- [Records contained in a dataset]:
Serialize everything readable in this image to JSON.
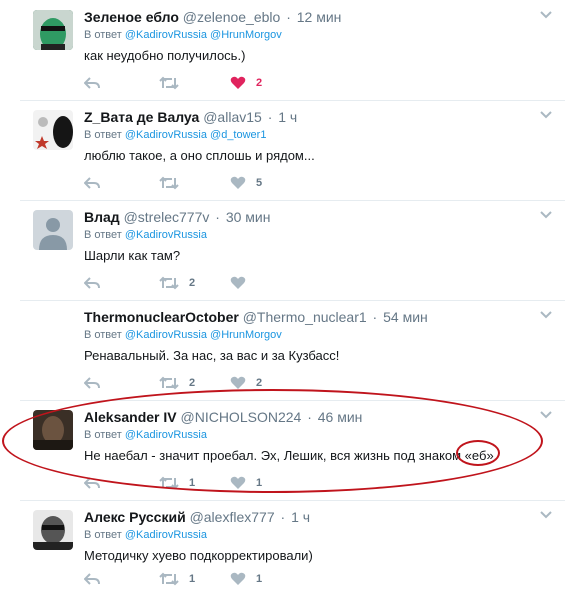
{
  "tweets": [
    {
      "name": "Зеленое ебло",
      "handle": "@zelenoe_eblo",
      "time": "12 мин",
      "reply_prefix": "В ответ",
      "mentions": "@KadirovRussia @HrunMorgov",
      "text": "как неудобно получилось.)",
      "retweets": "",
      "likes": "2",
      "liked": true
    },
    {
      "name": "Z_Вата де Валуа",
      "handle": "@allav15",
      "time": "1 ч",
      "reply_prefix": "В ответ",
      "mentions": "@KadirovRussia @d_tower1",
      "text": "люблю такое, а оно сплошь и рядом...",
      "retweets": "",
      "likes": "5",
      "liked": false
    },
    {
      "name": "Влад",
      "handle": "@strelec777v",
      "time": "30 мин",
      "reply_prefix": "В ответ",
      "mentions": "@KadirovRussia",
      "text": "Шарли как там?",
      "retweets": "2",
      "likes": "",
      "liked": false
    },
    {
      "name": "ThermonuclearOctober",
      "handle": "@Thermo_nuclear1",
      "time": "54 мин",
      "reply_prefix": "В ответ",
      "mentions": "@KadirovRussia @HrunMorgov",
      "text": "Ренавальный. За нас, за вас и за Кузбасс!",
      "retweets": "2",
      "likes": "2",
      "liked": false
    },
    {
      "name": "Aleksander IV",
      "handle": "@NICHOLSON224",
      "time": "46 мин",
      "reply_prefix": "В ответ",
      "mentions": "@KadirovRussia",
      "text": "Не наебал - значит проебал. Эх, Лешик, вся жизнь под знаком «еб».",
      "retweets": "1",
      "likes": "1",
      "liked": false
    },
    {
      "name": "Алекс Русский",
      "handle": "@alexflex777",
      "time": "1 ч",
      "reply_prefix": "В ответ",
      "mentions": "@KadirovRussia",
      "text": "Методичку хуево подкорректировали)",
      "retweets": "1",
      "likes": "1",
      "liked": false
    }
  ],
  "separator": "·",
  "colors": {
    "link": "#1b95e0",
    "muted": "#657786",
    "like_active": "#e0245e",
    "annotation": "#c0141c"
  },
  "icons": [
    "reply-icon",
    "retweet-icon",
    "heart-icon",
    "chevron-down-icon"
  ]
}
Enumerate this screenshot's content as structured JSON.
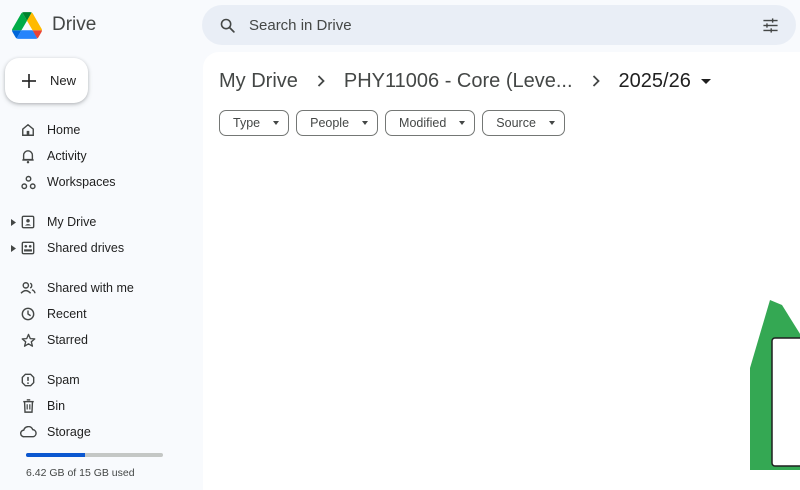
{
  "app": {
    "name": "Drive",
    "logo_icon": "google-drive-logo"
  },
  "search": {
    "placeholder": "Search in Drive",
    "icon": "search-icon",
    "options_icon": "tune-icon"
  },
  "new_button": {
    "label": "New",
    "icon": "plus-icon"
  },
  "sidebar": {
    "items": [
      {
        "label": "Home",
        "icon": "home-icon"
      },
      {
        "label": "Activity",
        "icon": "bell-icon"
      },
      {
        "label": "Workspaces",
        "icon": "workspaces-icon"
      },
      {
        "label": "My Drive",
        "icon": "my-drive-icon",
        "expandable": true
      },
      {
        "label": "Shared drives",
        "icon": "shared-drives-icon",
        "expandable": true
      },
      {
        "label": "Shared with me",
        "icon": "people-icon"
      },
      {
        "label": "Recent",
        "icon": "clock-icon"
      },
      {
        "label": "Starred",
        "icon": "star-icon"
      },
      {
        "label": "Spam",
        "icon": "spam-icon"
      },
      {
        "label": "Bin",
        "icon": "trash-icon"
      },
      {
        "label": "Storage",
        "icon": "cloud-icon"
      }
    ]
  },
  "storage": {
    "used_text": "6.42 GB of 15 GB used",
    "used_fraction": 0.428
  },
  "breadcrumb": {
    "items": [
      "My Drive",
      "PHY11006 - Core (Leve..."
    ],
    "current": "2025/26"
  },
  "filters": [
    {
      "label": "Type"
    },
    {
      "label": "People"
    },
    {
      "label": "Modified"
    },
    {
      "label": "Source"
    }
  ],
  "colors": {
    "accent": "#0b57d0",
    "background": "#f8fafd",
    "search_bg": "#e9eef6"
  }
}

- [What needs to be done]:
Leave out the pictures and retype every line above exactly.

- [Response to the exercise]:
Serialize everything readable in this image to JSON.
{
  "tweets": [
    {
      "name": "Зеленое ебло",
      "handle": "@zelenoe_eblo",
      "time": "12 мин",
      "reply_prefix": "В ответ",
      "mentions": "@KadirovRussia @HrunMorgov",
      "text": "как неудобно получилось.)",
      "retweets": "",
      "likes": "2",
      "liked": true
    },
    {
      "name": "Z_Вата де Валуа",
      "handle": "@allav15",
      "time": "1 ч",
      "reply_prefix": "В ответ",
      "mentions": "@KadirovRussia @d_tower1",
      "text": "люблю такое, а оно сплошь и рядом...",
      "retweets": "",
      "likes": "5",
      "liked": false
    },
    {
      "name": "Влад",
      "handle": "@strelec777v",
      "time": "30 мин",
      "reply_prefix": "В ответ",
      "mentions": "@KadirovRussia",
      "text": "Шарли как там?",
      "retweets": "2",
      "likes": "",
      "liked": false
    },
    {
      "name": "ThermonuclearOctober",
      "handle": "@Thermo_nuclear1",
      "time": "54 мин",
      "reply_prefix": "В ответ",
      "mentions": "@KadirovRussia @HrunMorgov",
      "text": "Ренавальный. За нас, за вас и за Кузбасс!",
      "retweets": "2",
      "likes": "2",
      "liked": false
    },
    {
      "name": "Aleksander IV",
      "handle": "@NICHOLSON224",
      "time": "46 мин",
      "reply_prefix": "В ответ",
      "mentions": "@KadirovRussia",
      "text": "Не наебал - значит проебал. Эх, Лешик, вся жизнь под знаком «еб».",
      "retweets": "1",
      "likes": "1",
      "liked": false
    },
    {
      "name": "Алекс Русский",
      "handle": "@alexflex777",
      "time": "1 ч",
      "reply_prefix": "В ответ",
      "mentions": "@KadirovRussia",
      "text": "Методичку хуево подкорректировали)",
      "retweets": "1",
      "likes": "1",
      "liked": false
    }
  ],
  "separator": "·",
  "colors": {
    "link": "#1b95e0",
    "muted": "#657786",
    "like_active": "#e0245e",
    "annotation": "#c0141c"
  },
  "icons": [
    "reply-icon",
    "retweet-icon",
    "heart-icon",
    "chevron-down-icon"
  ]
}
Enumerate this screenshot's content as structured JSON.
{
  "app": {
    "name": "Drive",
    "logo_icon": "google-drive-logo"
  },
  "search": {
    "placeholder": "Search in Drive",
    "icon": "search-icon",
    "options_icon": "tune-icon"
  },
  "new_button": {
    "label": "New",
    "icon": "plus-icon"
  },
  "sidebar": {
    "items": [
      {
        "label": "Home",
        "icon": "home-icon"
      },
      {
        "label": "Activity",
        "icon": "bell-icon"
      },
      {
        "label": "Workspaces",
        "icon": "workspaces-icon"
      },
      {
        "label": "My Drive",
        "icon": "my-drive-icon",
        "expandable": true
      },
      {
        "label": "Shared drives",
        "icon": "shared-drives-icon",
        "expandable": true
      },
      {
        "label": "Shared with me",
        "icon": "people-icon"
      },
      {
        "label": "Recent",
        "icon": "clock-icon"
      },
      {
        "label": "Starred",
        "icon": "star-icon"
      },
      {
        "label": "Spam",
        "icon": "spam-icon"
      },
      {
        "label": "Bin",
        "icon": "trash-icon"
      },
      {
        "label": "Storage",
        "icon": "cloud-icon"
      }
    ]
  },
  "storage": {
    "used_text": "6.42 GB of 15 GB used",
    "used_fraction": 0.428
  },
  "breadcrumb": {
    "items": [
      "My Drive",
      "PHY11006 - Core (Leve..."
    ],
    "current": "2025/26"
  },
  "filters": [
    {
      "label": "Type"
    },
    {
      "label": "People"
    },
    {
      "label": "Modified"
    },
    {
      "label": "Source"
    }
  ],
  "colors": {
    "accent": "#0b57d0",
    "background": "#f8fafd",
    "search_bg": "#e9eef6"
  }
}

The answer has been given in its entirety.